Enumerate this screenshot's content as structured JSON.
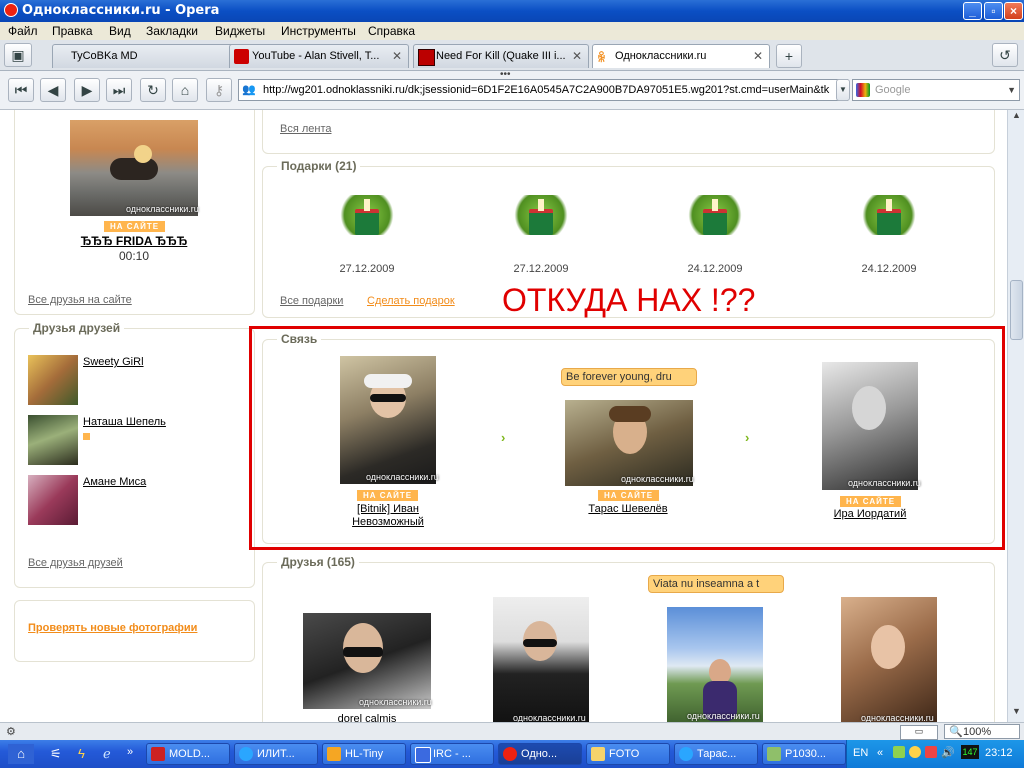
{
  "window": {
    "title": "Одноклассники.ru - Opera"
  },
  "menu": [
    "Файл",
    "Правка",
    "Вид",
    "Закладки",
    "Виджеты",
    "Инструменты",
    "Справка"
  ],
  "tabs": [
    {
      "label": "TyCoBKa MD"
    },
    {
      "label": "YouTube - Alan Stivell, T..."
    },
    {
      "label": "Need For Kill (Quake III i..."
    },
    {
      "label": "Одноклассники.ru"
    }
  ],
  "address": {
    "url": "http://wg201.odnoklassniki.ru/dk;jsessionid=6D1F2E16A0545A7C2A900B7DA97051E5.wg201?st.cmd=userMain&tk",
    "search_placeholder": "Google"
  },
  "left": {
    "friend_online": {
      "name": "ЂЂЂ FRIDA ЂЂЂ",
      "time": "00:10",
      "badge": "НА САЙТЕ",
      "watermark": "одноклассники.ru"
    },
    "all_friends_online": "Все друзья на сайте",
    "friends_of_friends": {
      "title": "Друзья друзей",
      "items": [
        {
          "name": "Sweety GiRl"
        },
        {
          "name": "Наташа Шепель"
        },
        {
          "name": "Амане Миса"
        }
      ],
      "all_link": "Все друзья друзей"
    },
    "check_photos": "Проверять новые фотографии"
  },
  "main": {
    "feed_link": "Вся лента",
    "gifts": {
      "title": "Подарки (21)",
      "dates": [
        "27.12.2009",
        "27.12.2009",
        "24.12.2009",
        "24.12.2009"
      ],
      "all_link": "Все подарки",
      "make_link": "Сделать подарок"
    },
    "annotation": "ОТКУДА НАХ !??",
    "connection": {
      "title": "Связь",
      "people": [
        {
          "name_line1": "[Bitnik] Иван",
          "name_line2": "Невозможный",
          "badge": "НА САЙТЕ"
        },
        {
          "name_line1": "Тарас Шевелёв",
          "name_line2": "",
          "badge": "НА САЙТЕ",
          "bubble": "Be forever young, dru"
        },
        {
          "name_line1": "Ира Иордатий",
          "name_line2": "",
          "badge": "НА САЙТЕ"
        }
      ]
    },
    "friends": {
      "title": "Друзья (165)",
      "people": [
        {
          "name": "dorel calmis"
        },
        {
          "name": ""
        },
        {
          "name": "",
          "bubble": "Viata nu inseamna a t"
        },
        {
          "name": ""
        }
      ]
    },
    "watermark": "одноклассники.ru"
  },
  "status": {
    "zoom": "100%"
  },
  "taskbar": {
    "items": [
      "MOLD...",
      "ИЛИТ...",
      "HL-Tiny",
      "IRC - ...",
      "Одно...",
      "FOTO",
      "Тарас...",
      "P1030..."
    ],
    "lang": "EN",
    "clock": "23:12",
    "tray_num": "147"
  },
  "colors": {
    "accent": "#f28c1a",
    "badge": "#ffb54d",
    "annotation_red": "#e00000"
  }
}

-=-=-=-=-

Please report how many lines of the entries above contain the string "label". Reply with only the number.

4